Ghosts and spirits have haunted the Western psyche since its beginning. Jung's writings demonstrate that Greek, Roman, Medieval, and Renaissance literature and theology are rich in examples of the ambivalent roles spirits of the dead have played in human experience. The same theme emerges throughout human history: the living struggle to make peace with the dead. In the words of Robert Romanyshyn, Ph.D. (2002), "the dead who haunt our dreams in search of release are like the ghosts who haunt our symptoms in search of their stories."
What is the significance of this realm between the living and the dead and why are the dead so intent upon getting our attention?
David Miller (2004) spoke to this in his book Hells and Holy Ghosts. According to Miller the "Holy Ghost" was systematically mistranslated in the King James Version of the Bible in order to reduce the number of references to ghosts. In the process, translators began to eclipse the realm between the living and the dead in theology and everyday religious experience; the in-between place had previously been inhabited by ghosts, dreams, and the Imaginal (Imaginal as defined by Henry Corbin who posits that there is a realm that exists beyond our ordinary three dimensional experience that is as real as this realm).
The reduction in the use of the Holy Ghost in the Bible, coupled with the emergence of Puritanism in England, Miller argues, led to a theological doctrine of other-wordliness that contained only god and the devil. The intermediate beings, ghosts, ancestral spirits, and the divine, were banished.
Organized Protestant religion exorcised these intermediate beings. No sooner had the ghost of the Holy Ghost been driven from organized Protestant religion, than it began to haunt the secular world in a remarkable proliferation of ghost stories. These intermediary beings refused to be banished and returned to the secular world. While the realm of intermediate beings was downgraded or displaced from Western theology, it continued to flourish on the margins in folklore, alchemy, and literature, eventually finding its way in the twentieth century into the realm of depth psychology. Those who return speak to the importance of the role of death in depth psychology.
The dead return to awaken us and in this return they invite us to regard everything in life that we have passed by. The dead who return call us home. It is only in death that we are reminded that we have fallen into time from another world, a journey into birth which death reverses into a homecoming. The return of the dead causes us to stop, linger, and take a second look.

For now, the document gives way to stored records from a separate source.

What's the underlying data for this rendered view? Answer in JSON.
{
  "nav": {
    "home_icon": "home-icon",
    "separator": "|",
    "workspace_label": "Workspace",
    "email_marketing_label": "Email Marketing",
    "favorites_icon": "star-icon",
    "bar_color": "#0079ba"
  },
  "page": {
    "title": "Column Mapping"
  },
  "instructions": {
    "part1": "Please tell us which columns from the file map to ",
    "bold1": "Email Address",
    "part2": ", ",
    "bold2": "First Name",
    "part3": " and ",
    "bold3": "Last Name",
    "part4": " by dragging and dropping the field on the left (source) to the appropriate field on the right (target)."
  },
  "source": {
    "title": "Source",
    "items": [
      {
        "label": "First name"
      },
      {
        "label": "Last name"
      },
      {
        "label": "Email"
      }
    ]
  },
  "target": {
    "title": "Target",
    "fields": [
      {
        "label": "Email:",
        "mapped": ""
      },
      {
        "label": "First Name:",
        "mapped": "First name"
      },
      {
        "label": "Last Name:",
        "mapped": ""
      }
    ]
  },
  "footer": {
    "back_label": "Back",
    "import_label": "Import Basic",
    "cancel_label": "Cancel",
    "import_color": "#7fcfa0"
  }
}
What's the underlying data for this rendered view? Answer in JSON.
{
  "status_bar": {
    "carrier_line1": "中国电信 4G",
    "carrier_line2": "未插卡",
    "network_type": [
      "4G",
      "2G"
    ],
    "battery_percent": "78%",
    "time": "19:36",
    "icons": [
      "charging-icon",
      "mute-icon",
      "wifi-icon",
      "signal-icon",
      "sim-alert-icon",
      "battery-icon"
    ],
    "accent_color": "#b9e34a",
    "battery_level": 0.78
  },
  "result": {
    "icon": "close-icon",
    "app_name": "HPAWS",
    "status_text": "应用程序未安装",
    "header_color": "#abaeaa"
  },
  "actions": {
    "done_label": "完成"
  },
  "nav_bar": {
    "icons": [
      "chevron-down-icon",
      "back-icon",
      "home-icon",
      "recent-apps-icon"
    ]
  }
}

Jung believed that the soul of the dead attempts to attain in death the awareness it fails to achieve in life. From this perspective, the dead can be seen as people deeply interested in the final psychological results of a human life. In other words the dead who return may be the figures who seek the living in order to attain knowledge.
As the dead became more distinct to Jung, he began to give voice to the dead and referred to what he heard from them as "the voices of the Unanswered, Unresolved, and Unredeemed" (1969/1989). In this way, he suggests we have a responsibility to the dead. The questions and answers demands that our destiny requires for us to answer do not come only from the outside, but also, from these encounters with the dead.